Almost all aromatics come from crude oil, although small quantities are made from coals. The main substances in this group are benzene, toluene and xylenes. They are used as starting materials for a wide range of consumer products: clothing, pharmaceuticals, cosmetics, computers, paints, vehicle components, cooking utensils, household fabrics, sports equipment, etc. Products made using aromatics can reduce energy consumption and so have a positive impact on the environment.
The Aromatics Producers Association (APA) is a trade association bringing together the European manufacturers of aromatics.
Issues and Regulations

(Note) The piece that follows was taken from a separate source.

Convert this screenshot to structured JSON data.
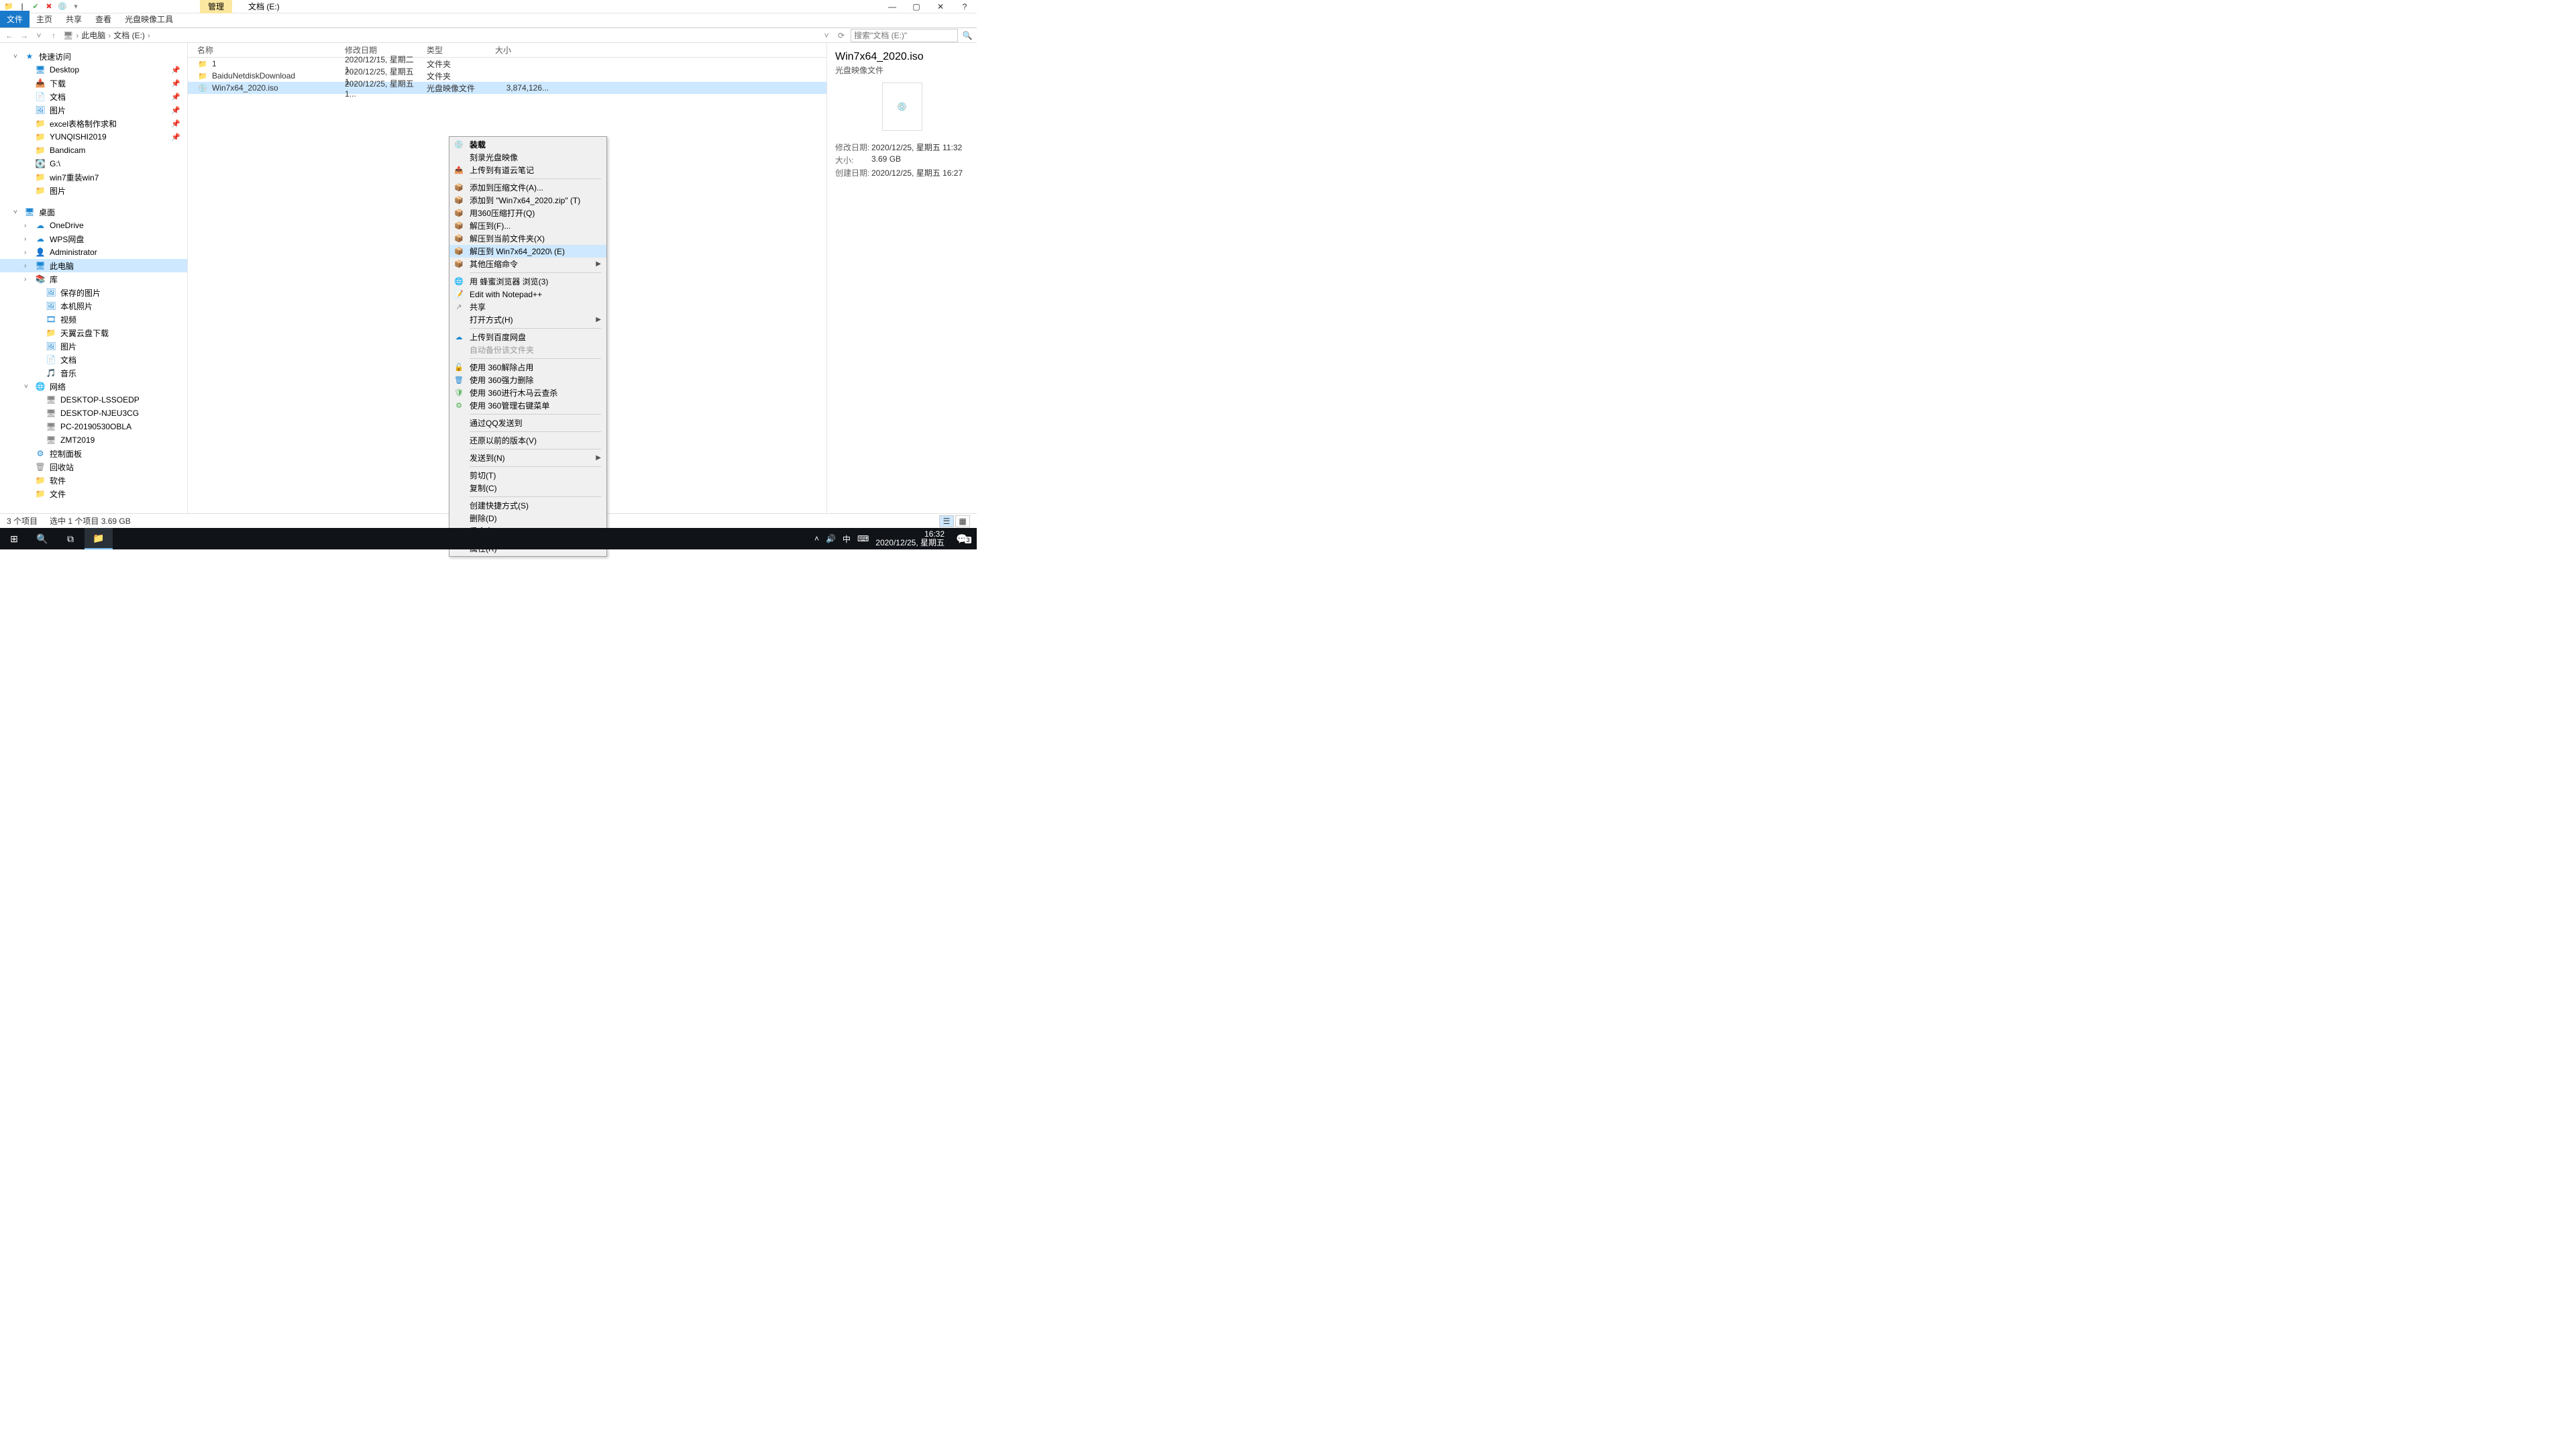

The LOA (Lower Olefins Aromatics) Consortium was formed, through which manufacturers have joined efforts to prepare by 30 November 2010 consistent registration dossiers covering 130 to 140 substances within 20 categories.
- Follow-up of the Convention on the Collection, Deposit and Reception of Waste produced during Navigation on the Rhine and Inland Waterways (CDNI) legislation on degassing of barges
- Assess the impact of the fuel legislation on aromatics producers
- Follow-up of the Common Waste Gas Treatment in the Chemical Sector (WGC) Best Available Techniques (BAT) reference documents (BREF): no quantitative BAT-associated emission levels (AEL) were determined for aromatics plants, but it could be included later in the WGC BREF
- Manage research projects within the science programme. This includes the follow-up of proposed new substances into environmental regulations like Water Framework Directive (toluene)
- Co-ordinate with Concawe the analysis and evaluation of epidemiological studies concerning benzene and its carcinogenic effects
Chairman: Bertrand Gyselynck, Total
Vice-Chair: Thomas Gallagher, Dow